-- EXERCISE DETAILS --
Set each entry down verbatim, omitting images.

-- DATA SUPPLIED --

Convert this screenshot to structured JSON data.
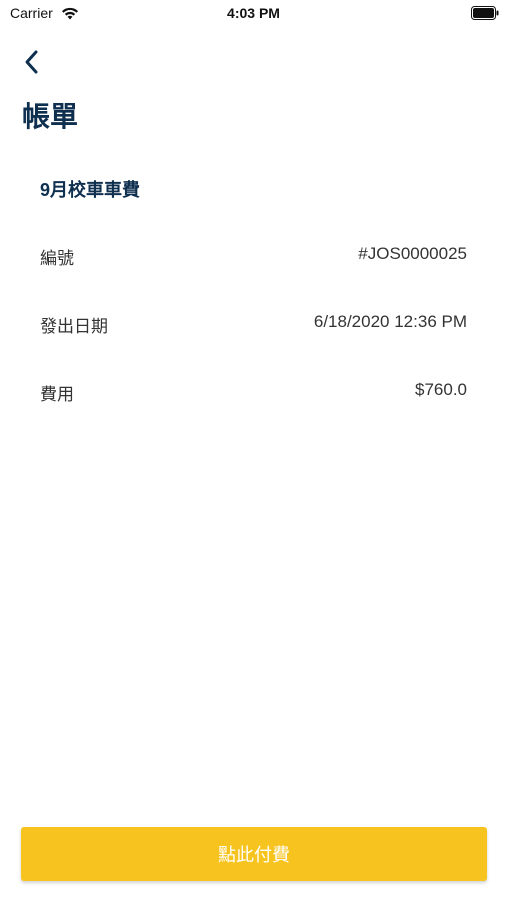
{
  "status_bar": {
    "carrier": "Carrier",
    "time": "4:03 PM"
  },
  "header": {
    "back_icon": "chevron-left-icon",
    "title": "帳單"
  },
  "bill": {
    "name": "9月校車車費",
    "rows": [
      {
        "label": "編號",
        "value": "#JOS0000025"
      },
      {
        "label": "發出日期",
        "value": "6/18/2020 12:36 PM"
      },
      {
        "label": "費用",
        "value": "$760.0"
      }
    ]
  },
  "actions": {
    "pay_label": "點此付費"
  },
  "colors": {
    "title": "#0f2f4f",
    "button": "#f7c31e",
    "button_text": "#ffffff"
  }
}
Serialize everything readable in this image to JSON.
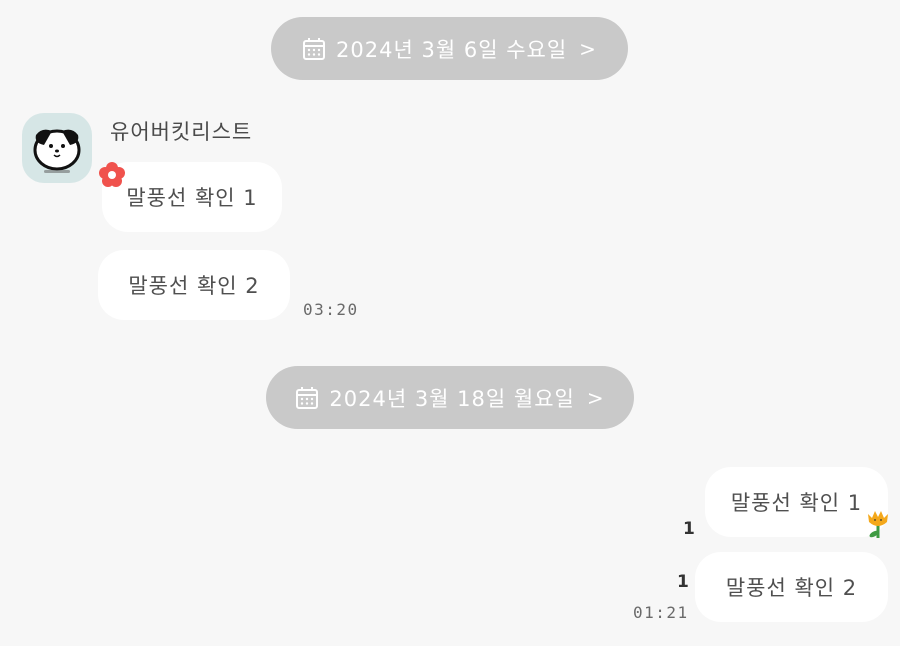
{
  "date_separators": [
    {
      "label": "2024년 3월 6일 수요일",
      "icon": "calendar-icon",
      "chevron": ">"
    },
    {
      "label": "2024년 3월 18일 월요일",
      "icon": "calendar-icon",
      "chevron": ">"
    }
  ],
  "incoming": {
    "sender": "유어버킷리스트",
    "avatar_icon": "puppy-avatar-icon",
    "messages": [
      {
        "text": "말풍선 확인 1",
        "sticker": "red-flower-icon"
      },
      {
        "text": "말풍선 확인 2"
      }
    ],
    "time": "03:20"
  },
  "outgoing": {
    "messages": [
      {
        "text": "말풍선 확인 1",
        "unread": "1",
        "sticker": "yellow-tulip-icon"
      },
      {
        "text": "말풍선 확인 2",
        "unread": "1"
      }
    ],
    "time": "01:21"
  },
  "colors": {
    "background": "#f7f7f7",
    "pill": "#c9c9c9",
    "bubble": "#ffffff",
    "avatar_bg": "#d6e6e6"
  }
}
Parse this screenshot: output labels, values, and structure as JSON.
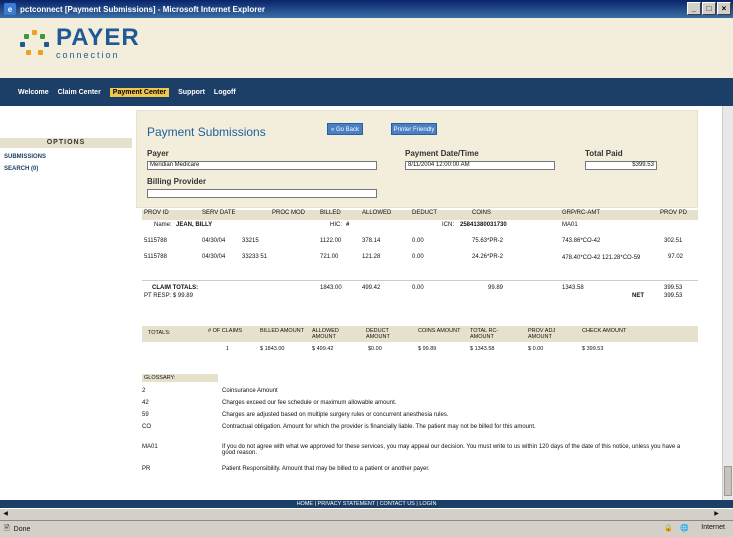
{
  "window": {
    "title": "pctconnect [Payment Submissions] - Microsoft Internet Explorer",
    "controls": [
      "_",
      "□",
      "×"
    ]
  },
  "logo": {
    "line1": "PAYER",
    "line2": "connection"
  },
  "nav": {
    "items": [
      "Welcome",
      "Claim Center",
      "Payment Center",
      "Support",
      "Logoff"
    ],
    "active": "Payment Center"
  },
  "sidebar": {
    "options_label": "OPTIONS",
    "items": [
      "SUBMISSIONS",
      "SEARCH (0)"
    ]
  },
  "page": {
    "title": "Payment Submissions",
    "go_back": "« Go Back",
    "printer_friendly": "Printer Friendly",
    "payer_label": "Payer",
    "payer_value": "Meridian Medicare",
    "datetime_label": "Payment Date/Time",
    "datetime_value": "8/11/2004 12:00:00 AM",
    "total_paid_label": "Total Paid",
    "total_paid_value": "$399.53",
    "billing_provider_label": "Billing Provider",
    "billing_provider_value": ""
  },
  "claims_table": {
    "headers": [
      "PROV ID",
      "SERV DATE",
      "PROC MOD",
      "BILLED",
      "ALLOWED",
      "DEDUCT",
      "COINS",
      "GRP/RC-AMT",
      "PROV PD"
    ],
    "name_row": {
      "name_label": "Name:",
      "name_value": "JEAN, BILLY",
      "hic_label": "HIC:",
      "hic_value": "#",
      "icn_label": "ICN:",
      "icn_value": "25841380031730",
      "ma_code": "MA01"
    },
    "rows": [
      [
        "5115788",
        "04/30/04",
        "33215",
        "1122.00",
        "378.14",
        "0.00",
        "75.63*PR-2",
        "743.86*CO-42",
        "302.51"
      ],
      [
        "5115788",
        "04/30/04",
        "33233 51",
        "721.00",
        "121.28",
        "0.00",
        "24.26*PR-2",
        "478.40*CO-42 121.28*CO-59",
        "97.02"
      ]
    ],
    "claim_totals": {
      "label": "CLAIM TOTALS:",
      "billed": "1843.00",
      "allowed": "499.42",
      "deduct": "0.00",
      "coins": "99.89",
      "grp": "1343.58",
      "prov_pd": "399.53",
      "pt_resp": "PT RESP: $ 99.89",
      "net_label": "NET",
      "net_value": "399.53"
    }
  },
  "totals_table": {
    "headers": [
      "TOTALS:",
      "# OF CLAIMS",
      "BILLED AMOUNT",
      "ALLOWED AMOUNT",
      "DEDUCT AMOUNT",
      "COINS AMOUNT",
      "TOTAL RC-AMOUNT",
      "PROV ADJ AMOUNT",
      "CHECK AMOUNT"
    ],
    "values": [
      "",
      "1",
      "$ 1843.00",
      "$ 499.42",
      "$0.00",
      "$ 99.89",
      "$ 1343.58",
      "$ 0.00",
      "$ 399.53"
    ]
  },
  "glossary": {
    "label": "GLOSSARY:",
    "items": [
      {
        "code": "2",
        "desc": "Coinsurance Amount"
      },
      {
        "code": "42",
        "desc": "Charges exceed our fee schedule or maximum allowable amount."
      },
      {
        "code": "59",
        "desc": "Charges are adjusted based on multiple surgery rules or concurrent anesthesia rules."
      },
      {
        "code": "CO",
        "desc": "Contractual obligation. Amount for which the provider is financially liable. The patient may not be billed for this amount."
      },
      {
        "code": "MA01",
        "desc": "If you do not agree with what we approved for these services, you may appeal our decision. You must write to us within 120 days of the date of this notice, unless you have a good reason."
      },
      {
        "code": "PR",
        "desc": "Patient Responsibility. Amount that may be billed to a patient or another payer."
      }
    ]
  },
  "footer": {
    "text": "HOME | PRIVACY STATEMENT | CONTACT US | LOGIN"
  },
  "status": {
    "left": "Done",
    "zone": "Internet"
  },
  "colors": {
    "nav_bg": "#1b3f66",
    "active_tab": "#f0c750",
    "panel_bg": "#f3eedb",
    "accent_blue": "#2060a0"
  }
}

-- EXERCISE SOLUTION --
Convert this screenshot to structured JSON data.
{
  "status_bar": {
    "carrier": "Carrier",
    "time": "4:03 PM"
  },
  "header": {
    "back_icon": "chevron-left-icon",
    "title": "帳單"
  },
  "bill": {
    "name": "9月校車車費",
    "rows": [
      {
        "label": "編號",
        "value": "#JOS0000025"
      },
      {
        "label": "發出日期",
        "value": "6/18/2020 12:36 PM"
      },
      {
        "label": "費用",
        "value": "$760.0"
      }
    ]
  },
  "actions": {
    "pay_label": "點此付費"
  },
  "colors": {
    "title": "#0f2f4f",
    "button": "#f7c31e",
    "button_text": "#ffffff"
  }
}
Serialize everything readable in this image to JSON.
{
  "date_separators": [
    {
      "label": "2024년 3월 6일 수요일",
      "icon": "calendar-icon",
      "chevron": ">"
    },
    {
      "label": "2024년 3월 18일 월요일",
      "icon": "calendar-icon",
      "chevron": ">"
    }
  ],
  "incoming": {
    "sender": "유어버킷리스트",
    "avatar_icon": "puppy-avatar-icon",
    "messages": [
      {
        "text": "말풍선 확인 1",
        "sticker": "red-flower-icon"
      },
      {
        "text": "말풍선 확인 2"
      }
    ],
    "time": "03:20"
  },
  "outgoing": {
    "messages": [
      {
        "text": "말풍선 확인 1",
        "unread": "1",
        "sticker": "yellow-tulip-icon"
      },
      {
        "text": "말풍선 확인 2",
        "unread": "1"
      }
    ],
    "time": "01:21"
  },
  "colors": {
    "background": "#f7f7f7",
    "pill": "#c9c9c9",
    "bubble": "#ffffff",
    "avatar_bg": "#d6e6e6"
  }
}
Parse this screenshot: output labels, values, and structure as JSON.
{
  "window": {
    "title": "pctconnect [Payment Submissions] - Microsoft Internet Explorer",
    "controls": [
      "_",
      "□",
      "×"
    ]
  },
  "logo": {
    "line1": "PAYER",
    "line2": "connection"
  },
  "nav": {
    "items": [
      "Welcome",
      "Claim Center",
      "Payment Center",
      "Support",
      "Logoff"
    ],
    "active": "Payment Center"
  },
  "sidebar": {
    "options_label": "OPTIONS",
    "items": [
      "SUBMISSIONS",
      "SEARCH (0)"
    ]
  },
  "page": {
    "title": "Payment Submissions",
    "go_back": "« Go Back",
    "printer_friendly": "Printer Friendly",
    "payer_label": "Payer",
    "payer_value": "Meridian Medicare",
    "datetime_label": "Payment Date/Time",
    "datetime_value": "8/11/2004 12:00:00 AM",
    "total_paid_label": "Total Paid",
    "total_paid_value": "$399.53",
    "billing_provider_label": "Billing Provider",
    "billing_provider_value": ""
  },
  "claims_table": {
    "headers": [
      "PROV ID",
      "SERV DATE",
      "PROC MOD",
      "BILLED",
      "ALLOWED",
      "DEDUCT",
      "COINS",
      "GRP/RC-AMT",
      "PROV PD"
    ],
    "name_row": {
      "name_label": "Name:",
      "name_value": "JEAN, BILLY",
      "hic_label": "HIC:",
      "hic_value": "#",
      "icn_label": "ICN:",
      "icn_value": "25841380031730",
      "ma_code": "MA01"
    },
    "rows": [
      [
        "5115788",
        "04/30/04",
        "33215",
        "1122.00",
        "378.14",
        "0.00",
        "75.63*PR-2",
        "743.86*CO-42",
        "302.51"
      ],
      [
        "5115788",
        "04/30/04",
        "33233 51",
        "721.00",
        "121.28",
        "0.00",
        "24.26*PR-2",
        "478.40*CO-42 121.28*CO-59",
        "97.02"
      ]
    ],
    "claim_totals": {
      "label": "CLAIM TOTALS:",
      "billed": "1843.00",
      "allowed": "499.42",
      "deduct": "0.00",
      "coins": "99.89",
      "grp": "1343.58",
      "prov_pd": "399.53",
      "pt_resp": "PT RESP: $ 99.89",
      "net_label": "NET",
      "net_value": "399.53"
    }
  },
  "totals_table": {
    "headers": [
      "TOTALS:",
      "# OF CLAIMS",
      "BILLED AMOUNT",
      "ALLOWED AMOUNT",
      "DEDUCT AMOUNT",
      "COINS AMOUNT",
      "TOTAL RC-AMOUNT",
      "PROV ADJ AMOUNT",
      "CHECK AMOUNT"
    ],
    "values": [
      "",
      "1",
      "$ 1843.00",
      "$ 499.42",
      "$0.00",
      "$ 99.89",
      "$ 1343.58",
      "$ 0.00",
      "$ 399.53"
    ]
  },
  "glossary": {
    "label": "GLOSSARY:",
    "items": [
      {
        "code": "2",
        "desc": "Coinsurance Amount"
      },
      {
        "code": "42",
        "desc": "Charges exceed our fee schedule or maximum allowable amount."
      },
      {
        "code": "59",
        "desc": "Charges are adjusted based on multiple surgery rules or concurrent anesthesia rules."
      },
      {
        "code": "CO",
        "desc": "Contractual obligation. Amount for which the provider is financially liable. The patient may not be billed for this amount."
      },
      {
        "code": "MA01",
        "desc": "If you do not agree with what we approved for these services, you may appeal our decision. You must write to us within 120 days of the date of this notice, unless you have a good reason."
      },
      {
        "code": "PR",
        "desc": "Patient Responsibility. Amount that may be billed to a patient or another payer."
      }
    ]
  },
  "footer": {
    "text": "HOME | PRIVACY STATEMENT | CONTACT US | LOGIN"
  },
  "status": {
    "left": "Done",
    "zone": "Internet"
  },
  "colors": {
    "nav_bg": "#1b3f66",
    "active_tab": "#f0c750",
    "panel_bg": "#f3eedb",
    "accent_blue": "#2060a0"
  }
}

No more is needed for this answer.